Segment Open
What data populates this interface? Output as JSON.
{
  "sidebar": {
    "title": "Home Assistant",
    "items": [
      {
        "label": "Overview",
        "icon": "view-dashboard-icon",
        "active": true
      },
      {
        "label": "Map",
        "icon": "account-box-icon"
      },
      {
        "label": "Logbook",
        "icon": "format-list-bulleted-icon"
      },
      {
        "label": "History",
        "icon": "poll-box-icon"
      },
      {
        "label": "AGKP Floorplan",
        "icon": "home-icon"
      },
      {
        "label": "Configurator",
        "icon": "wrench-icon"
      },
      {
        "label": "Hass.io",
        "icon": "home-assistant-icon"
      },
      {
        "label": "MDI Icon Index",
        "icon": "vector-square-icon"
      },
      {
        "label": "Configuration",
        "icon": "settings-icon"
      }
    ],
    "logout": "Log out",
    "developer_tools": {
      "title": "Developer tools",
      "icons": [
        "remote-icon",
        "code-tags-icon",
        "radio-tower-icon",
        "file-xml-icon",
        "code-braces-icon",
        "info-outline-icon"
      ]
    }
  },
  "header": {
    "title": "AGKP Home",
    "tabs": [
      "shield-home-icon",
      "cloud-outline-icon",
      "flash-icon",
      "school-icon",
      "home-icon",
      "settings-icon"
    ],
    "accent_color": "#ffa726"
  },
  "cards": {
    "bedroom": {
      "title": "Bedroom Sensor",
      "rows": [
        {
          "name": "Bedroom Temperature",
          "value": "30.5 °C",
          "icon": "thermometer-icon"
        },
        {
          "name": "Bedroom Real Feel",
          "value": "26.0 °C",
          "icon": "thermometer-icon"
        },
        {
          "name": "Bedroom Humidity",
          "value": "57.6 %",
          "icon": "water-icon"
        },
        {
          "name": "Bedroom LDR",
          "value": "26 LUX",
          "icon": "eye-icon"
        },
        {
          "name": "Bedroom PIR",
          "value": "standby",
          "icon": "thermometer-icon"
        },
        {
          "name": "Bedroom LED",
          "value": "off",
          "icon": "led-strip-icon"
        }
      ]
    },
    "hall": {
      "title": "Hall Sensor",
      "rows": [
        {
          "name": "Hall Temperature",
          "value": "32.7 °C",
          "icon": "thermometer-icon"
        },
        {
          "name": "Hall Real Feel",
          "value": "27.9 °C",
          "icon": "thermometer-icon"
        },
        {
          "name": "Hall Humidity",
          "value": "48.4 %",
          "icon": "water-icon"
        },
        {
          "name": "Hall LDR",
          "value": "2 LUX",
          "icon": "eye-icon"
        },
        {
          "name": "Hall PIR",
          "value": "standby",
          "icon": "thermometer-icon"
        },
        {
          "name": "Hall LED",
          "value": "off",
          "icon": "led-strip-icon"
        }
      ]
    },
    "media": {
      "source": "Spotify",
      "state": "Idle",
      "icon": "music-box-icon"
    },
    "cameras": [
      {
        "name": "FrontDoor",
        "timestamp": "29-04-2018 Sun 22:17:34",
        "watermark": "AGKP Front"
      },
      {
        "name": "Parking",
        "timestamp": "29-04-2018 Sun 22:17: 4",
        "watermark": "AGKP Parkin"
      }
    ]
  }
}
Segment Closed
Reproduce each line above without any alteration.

## Output for this task
What data populates this interface? Output as JSON.
{
  "sidebar": {
    "title": "Home Assistant",
    "items": [
      {
        "label": "Overview",
        "icon": "view-dashboard-icon",
        "active": true
      },
      {
        "label": "Map",
        "icon": "account-box-icon"
      },
      {
        "label": "Logbook",
        "icon": "format-list-bulleted-icon"
      },
      {
        "label": "History",
        "icon": "poll-box-icon"
      },
      {
        "label": "AGKP Floorplan",
        "icon": "home-icon"
      },
      {
        "label": "Configurator",
        "icon": "wrench-icon"
      },
      {
        "label": "Hass.io",
        "icon": "home-assistant-icon"
      },
      {
        "label": "MDI Icon Index",
        "icon": "vector-square-icon"
      },
      {
        "label": "Configuration",
        "icon": "settings-icon"
      }
    ],
    "logout": "Log out",
    "developer_tools": {
      "title": "Developer tools",
      "icons": [
        "remote-icon",
        "code-tags-icon",
        "radio-tower-icon",
        "file-xml-icon",
        "code-braces-icon",
        "info-outline-icon"
      ]
    }
  },
  "header": {
    "title": "AGKP Home",
    "tabs": [
      "shield-home-icon",
      "cloud-outline-icon",
      "flash-icon",
      "school-icon",
      "home-icon",
      "settings-icon"
    ],
    "accent_color": "#ffa726"
  },
  "cards": {
    "bedroom": {
      "title": "Bedroom Sensor",
      "rows": [
        {
          "name": "Bedroom Temperature",
          "value": "30.5 °C",
          "icon": "thermometer-icon"
        },
        {
          "name": "Bedroom Real Feel",
          "value": "26.0 °C",
          "icon": "thermometer-icon"
        },
        {
          "name": "Bedroom Humidity",
          "value": "57.6 %",
          "icon": "water-icon"
        },
        {
          "name": "Bedroom LDR",
          "value": "26 LUX",
          "icon": "eye-icon"
        },
        {
          "name": "Bedroom PIR",
          "value": "standby",
          "icon": "thermometer-icon"
        },
        {
          "name": "Bedroom LED",
          "value": "off",
          "icon": "led-strip-icon"
        }
      ]
    },
    "hall": {
      "title": "Hall Sensor",
      "rows": [
        {
          "name": "Hall Temperature",
          "value": "32.7 °C",
          "icon": "thermometer-icon"
        },
        {
          "name": "Hall Real Feel",
          "value": "27.9 °C",
          "icon": "thermometer-icon"
        },
        {
          "name": "Hall Humidity",
          "value": "48.4 %",
          "icon": "water-icon"
        },
        {
          "name": "Hall LDR",
          "value": "2 LUX",
          "icon": "eye-icon"
        },
        {
          "name": "Hall PIR",
          "value": "standby",
          "icon": "thermometer-icon"
        },
        {
          "name": "Hall LED",
          "value": "off",
          "icon": "led-strip-icon"
        }
      ]
    },
    "media": {
      "source": "Spotify",
      "state": "Idle",
      "icon": "music-box-icon"
    },
    "cameras": [
      {
        "name": "FrontDoor",
        "timestamp": "29-04-2018 Sun 22:17:34",
        "watermark": "AGKP Front"
      },
      {
        "name": "Parking",
        "timestamp": "29-04-2018 Sun 22:17: 4",
        "watermark": "AGKP Parkin"
      }
    ]
  }
}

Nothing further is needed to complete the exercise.